ACTIVITY
Every entry is to be printed again precisely as given.

RECORDS PROVIDED
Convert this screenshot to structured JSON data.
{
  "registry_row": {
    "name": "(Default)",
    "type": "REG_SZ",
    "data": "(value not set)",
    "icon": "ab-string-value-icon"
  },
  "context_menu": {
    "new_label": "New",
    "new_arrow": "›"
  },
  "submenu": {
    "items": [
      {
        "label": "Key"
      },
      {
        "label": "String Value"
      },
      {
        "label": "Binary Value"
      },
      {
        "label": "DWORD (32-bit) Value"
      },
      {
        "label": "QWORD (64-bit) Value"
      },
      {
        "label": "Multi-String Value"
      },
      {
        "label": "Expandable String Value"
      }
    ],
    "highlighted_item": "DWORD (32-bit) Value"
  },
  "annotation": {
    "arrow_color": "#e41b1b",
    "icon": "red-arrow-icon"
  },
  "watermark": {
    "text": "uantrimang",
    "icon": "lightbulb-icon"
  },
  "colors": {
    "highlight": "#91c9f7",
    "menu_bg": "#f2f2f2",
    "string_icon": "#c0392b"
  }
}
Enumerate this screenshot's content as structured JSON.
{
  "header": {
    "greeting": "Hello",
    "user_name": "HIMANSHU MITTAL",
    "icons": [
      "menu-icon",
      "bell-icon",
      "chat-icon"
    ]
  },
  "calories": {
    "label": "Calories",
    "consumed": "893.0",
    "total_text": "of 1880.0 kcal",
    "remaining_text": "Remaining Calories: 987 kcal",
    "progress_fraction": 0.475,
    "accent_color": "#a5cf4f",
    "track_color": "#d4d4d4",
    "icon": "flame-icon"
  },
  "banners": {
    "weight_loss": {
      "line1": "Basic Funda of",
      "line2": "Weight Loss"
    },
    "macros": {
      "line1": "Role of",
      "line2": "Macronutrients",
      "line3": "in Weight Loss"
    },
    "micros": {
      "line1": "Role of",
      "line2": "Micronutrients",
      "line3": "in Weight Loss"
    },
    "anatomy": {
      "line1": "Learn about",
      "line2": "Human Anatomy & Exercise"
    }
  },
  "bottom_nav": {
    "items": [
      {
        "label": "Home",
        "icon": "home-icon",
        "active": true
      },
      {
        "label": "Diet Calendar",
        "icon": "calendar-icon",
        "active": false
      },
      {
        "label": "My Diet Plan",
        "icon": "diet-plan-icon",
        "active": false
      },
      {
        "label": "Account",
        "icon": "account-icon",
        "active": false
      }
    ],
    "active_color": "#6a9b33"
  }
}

SOLUTION TO THIS PROBLEM
Convert this screenshot to structured JSON data.
{
  "registry_row": {
    "name": "(Default)",
    "type": "REG_SZ",
    "data": "(value not set)",
    "icon": "ab-string-value-icon"
  },
  "context_menu": {
    "new_label": "New",
    "new_arrow": "›"
  },
  "submenu": {
    "items": [
      {
        "label": "Key"
      },
      {
        "label": "String Value"
      },
      {
        "label": "Binary Value"
      },
      {
        "label": "DWORD (32-bit) Value"
      },
      {
        "label": "QWORD (64-bit) Value"
      },
      {
        "label": "Multi-String Value"
      },
      {
        "label": "Expandable String Value"
      }
    ],
    "highlighted_item": "DWORD (32-bit) Value"
  },
  "annotation": {
    "arrow_color": "#e41b1b",
    "icon": "red-arrow-icon"
  },
  "watermark": {
    "text": "uantrimang",
    "icon": "lightbulb-icon"
  },
  "colors": {
    "highlight": "#91c9f7",
    "menu_bg": "#f2f2f2",
    "string_icon": "#c0392b"
  }
}
Enumerate this screenshot's content as structured JSON.
{
  "header": {
    "greeting": "Hello",
    "user_name": "HIMANSHU MITTAL",
    "icons": [
      "menu-icon",
      "bell-icon",
      "chat-icon"
    ]
  },
  "calories": {
    "label": "Calories",
    "consumed": "893.0",
    "total_text": "of 1880.0 kcal",
    "remaining_text": "Remaining Calories: 987 kcal",
    "progress_fraction": 0.475,
    "accent_color": "#a5cf4f",
    "track_color": "#d4d4d4",
    "icon": "flame-icon"
  },
  "banners": {
    "weight_loss": {
      "line1": "Basic Funda of",
      "line2": "Weight Loss"
    },
    "macros": {
      "line1": "Role of",
      "line2": "Macronutrients",
      "line3": "in Weight Loss"
    },
    "micros": {
      "line1": "Role of",
      "line2": "Micronutrients",
      "line3": "in Weight Loss"
    },
    "anatomy": {
      "line1": "Learn about",
      "line2": "Human Anatomy & Exercise"
    }
  },
  "bottom_nav": {
    "items": [
      {
        "label": "Home",
        "icon": "home-icon",
        "active": true
      },
      {
        "label": "Diet Calendar",
        "icon": "calendar-icon",
        "active": false
      },
      {
        "label": "My Diet Plan",
        "icon": "diet-plan-icon",
        "active": false
      },
      {
        "label": "Account",
        "icon": "account-icon",
        "active": false
      }
    ],
    "active_color": "#6a9b33"
  }
}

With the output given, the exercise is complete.